During the lean years that beset California's budget for most of the last 14 years, one preferred way that elected officials chose to cut spending was to overwhelm the poor with paperwork.
They discovered they could trim hundreds of millions from state spending without actually having to overtly appear heartless. Rather than, for instance, take away government-paid health insurance for a single mother with an income of $15,000, they would require her to fill out more demanding forms and to do it more frequently.
That way, if she lost coverage for her family it wasn't the government's fault. Rather, it was hers for failing to maneuver her way through red tape.

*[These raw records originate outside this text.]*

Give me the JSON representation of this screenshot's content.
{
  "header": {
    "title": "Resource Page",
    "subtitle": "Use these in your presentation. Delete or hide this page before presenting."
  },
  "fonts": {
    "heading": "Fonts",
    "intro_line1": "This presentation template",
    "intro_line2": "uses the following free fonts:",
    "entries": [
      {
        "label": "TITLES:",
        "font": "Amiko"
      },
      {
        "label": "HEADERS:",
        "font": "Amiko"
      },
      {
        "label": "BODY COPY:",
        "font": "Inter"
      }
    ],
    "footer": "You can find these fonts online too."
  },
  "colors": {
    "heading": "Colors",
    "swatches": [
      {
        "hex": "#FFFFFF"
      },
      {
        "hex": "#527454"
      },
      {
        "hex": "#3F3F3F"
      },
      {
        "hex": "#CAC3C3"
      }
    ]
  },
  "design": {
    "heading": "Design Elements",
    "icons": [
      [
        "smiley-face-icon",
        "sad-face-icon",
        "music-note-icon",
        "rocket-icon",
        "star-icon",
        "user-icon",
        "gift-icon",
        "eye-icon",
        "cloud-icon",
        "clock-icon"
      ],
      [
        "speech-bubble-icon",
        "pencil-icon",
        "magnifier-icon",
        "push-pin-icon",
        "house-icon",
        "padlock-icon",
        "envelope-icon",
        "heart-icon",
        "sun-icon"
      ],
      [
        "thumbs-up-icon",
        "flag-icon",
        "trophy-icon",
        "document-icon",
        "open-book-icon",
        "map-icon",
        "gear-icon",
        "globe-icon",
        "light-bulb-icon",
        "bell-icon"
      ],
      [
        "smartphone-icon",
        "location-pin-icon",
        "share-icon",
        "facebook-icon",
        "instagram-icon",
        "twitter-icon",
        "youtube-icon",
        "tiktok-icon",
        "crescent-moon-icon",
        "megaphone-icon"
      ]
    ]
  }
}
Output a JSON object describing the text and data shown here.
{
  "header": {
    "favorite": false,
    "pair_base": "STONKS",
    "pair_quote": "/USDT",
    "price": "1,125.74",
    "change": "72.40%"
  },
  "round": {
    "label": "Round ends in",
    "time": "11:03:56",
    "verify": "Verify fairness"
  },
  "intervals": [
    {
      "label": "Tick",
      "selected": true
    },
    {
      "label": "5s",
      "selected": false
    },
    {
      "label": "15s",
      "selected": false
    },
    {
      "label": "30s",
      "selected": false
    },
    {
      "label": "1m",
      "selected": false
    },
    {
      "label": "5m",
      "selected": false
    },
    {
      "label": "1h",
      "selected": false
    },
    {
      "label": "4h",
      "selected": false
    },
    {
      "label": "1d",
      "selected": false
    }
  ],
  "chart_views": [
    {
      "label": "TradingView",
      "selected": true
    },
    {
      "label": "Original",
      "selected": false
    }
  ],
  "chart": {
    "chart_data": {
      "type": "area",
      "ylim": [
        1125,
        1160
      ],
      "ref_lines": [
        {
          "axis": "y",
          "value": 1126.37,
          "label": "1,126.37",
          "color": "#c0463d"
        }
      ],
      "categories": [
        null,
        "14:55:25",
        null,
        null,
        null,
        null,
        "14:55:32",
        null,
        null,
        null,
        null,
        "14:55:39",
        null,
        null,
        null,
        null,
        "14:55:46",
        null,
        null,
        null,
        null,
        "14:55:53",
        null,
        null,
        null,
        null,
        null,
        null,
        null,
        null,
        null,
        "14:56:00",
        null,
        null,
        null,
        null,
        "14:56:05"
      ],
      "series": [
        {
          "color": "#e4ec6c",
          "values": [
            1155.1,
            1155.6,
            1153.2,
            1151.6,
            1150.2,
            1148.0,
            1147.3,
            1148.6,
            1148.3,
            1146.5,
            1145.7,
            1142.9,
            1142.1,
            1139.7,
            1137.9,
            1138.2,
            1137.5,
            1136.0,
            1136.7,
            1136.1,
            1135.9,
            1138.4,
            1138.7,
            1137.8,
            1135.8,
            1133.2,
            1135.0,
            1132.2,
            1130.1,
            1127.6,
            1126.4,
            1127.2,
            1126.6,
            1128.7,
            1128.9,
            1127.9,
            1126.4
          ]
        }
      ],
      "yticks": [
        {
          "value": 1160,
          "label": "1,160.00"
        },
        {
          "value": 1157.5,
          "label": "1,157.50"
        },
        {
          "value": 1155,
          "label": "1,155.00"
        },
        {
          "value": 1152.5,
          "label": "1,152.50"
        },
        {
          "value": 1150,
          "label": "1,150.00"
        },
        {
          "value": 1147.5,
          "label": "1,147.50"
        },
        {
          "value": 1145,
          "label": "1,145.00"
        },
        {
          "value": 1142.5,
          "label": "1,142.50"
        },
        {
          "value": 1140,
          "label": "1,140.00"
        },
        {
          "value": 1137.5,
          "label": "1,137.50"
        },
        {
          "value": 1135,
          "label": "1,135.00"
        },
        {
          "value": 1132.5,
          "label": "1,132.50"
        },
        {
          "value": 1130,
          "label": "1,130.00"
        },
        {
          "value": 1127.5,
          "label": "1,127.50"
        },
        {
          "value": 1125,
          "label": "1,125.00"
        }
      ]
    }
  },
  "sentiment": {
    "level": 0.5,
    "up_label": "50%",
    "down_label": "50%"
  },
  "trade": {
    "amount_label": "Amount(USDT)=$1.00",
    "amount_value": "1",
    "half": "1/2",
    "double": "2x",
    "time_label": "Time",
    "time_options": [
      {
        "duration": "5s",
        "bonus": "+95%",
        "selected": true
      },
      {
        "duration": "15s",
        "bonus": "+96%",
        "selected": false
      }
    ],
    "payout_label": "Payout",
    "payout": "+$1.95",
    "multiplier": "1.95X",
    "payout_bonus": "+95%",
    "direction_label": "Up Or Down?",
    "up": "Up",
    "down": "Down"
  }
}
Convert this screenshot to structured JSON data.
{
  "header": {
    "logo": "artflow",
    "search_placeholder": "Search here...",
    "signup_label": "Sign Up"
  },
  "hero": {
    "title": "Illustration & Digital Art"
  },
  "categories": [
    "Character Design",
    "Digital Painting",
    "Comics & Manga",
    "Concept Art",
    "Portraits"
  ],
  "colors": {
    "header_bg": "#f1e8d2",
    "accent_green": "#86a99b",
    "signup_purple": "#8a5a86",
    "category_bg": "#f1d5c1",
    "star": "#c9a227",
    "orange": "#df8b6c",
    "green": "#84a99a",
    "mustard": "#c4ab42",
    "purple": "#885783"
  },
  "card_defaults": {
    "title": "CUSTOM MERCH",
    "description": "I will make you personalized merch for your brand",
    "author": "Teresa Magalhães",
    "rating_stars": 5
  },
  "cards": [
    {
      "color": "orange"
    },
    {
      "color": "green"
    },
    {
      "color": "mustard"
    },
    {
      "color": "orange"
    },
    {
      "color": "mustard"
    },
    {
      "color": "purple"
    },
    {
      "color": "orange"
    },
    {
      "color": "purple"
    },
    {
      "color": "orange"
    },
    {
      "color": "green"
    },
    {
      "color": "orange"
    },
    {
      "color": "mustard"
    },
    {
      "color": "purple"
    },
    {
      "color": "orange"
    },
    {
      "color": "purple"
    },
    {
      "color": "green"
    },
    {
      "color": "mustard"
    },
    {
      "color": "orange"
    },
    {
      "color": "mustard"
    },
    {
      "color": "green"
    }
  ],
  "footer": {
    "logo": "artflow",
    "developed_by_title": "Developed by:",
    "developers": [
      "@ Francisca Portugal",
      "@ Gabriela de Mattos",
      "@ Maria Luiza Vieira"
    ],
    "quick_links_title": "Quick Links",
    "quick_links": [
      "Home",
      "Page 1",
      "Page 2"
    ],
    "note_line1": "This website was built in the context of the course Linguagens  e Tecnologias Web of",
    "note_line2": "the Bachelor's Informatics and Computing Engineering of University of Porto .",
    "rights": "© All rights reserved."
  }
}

It was an effective way of curtailing the costs of an entitlement program.
Then came the Affordable Care Act.
As you may have noticed, that triggered a certain amount of public awareness of government-administered and government-run health care programs.
In addition, millions of Americans - parents with incomes between 106 percent and 138 percent of poverty guidelines, as well as childless adults with incomes below 138 percent of poverty - became newly eligible for coverage.
In California, advertising paid for by charitable foundations and outreach by grass-roots organizations combined to do a fairly effective job of spreading the word that there were new opportunities to obtain government-paid health insurance.
Not surprisingly, those efforts reached not only those low-income families who were newly eligible for Medi-Cal, but also hundreds of thousands who were already eligible but either had never enrolled or had lost their coverage because they hadn't kept up with the paperwork.
And now California officials find themselves in a situation they hadn't quite anticipated. More than 3.6 million additional Californians are now enrolled in Medi-Cal than had been just two years ago, a figure somewhat inflated by the fact that the previous Healthy Families program that provided coverage for kids was rolled into Medi-Cal.
For all those who enrolled who were newly eligible, the federal government under the Affordable Care Act is picking up 100 percent of the costs. But for those who were already eligible but not enrolled, the costs are split 50-50 between the state and federal governments.
The result, Gov. Jerry Brown said Tuesday as he released his revised state budget, is that Medi-Cal costs have gone up $2.4 billion over two years. One reason for the magnitude of that increase, he noted, is that the federal government limited the amount of paperwork states could require recipients to complete to establish and maintain their eligibility.
Brown administration officials said Tuesday they were surprised that 800,000 previously eligible recipients enrolled in Medi-Cal last year, a number than exceeded their projections by more than 300,000.
Anthony Wright, executive director of the advocacy group Health Access, said the numbers should not be seen as a surprise, but rather "a correction."
"People had been eligible but unenrolled for years," he said. "The state had been doing a good job of discouraging them, or at least not connecting with them."
Although Brown stressed that Medi-Cal costs are now higher than anticipated, he also asserted that it's a good thing that so many who previously had not insurance are now covered.
"This is not going to the middle class, it's not going to the rich," he said. "It's going to the people who are struggling the most."
It was clear at the Capitol on Tuesday that the increasing costs of Medi-Cal caught more than just administration officials off-guard.
"It was a real eye-opener for me, for others and for the governor," said Assemblyman Jeff Gorell, the lead Republican on the Budget Committee. "The challenge we are going to have is with this unexpected growth in health care spending."
In many ways, the costs reflected in Brown's new budget simply reveal the actual costs of an entitlement established decades ago - a policy decision that those at or near poverty should not go without medical care.
With high unemployment, coupled with wages that are low and stagnant, 30 percent of Californians now qualify for Medi-Cal.
As Gorell notes, that will create increasing challenges in the future as health care costs compete with schools, universities and other programs for general fund dollars.
Decisions will have to be made about whether to continue the entitlement, where to set the point of eligibility, how much taxes will be needed to pay for it.
Those are the hard questions. The answer never really was, and never should be again, to avoid them by burying the poor in paperwork.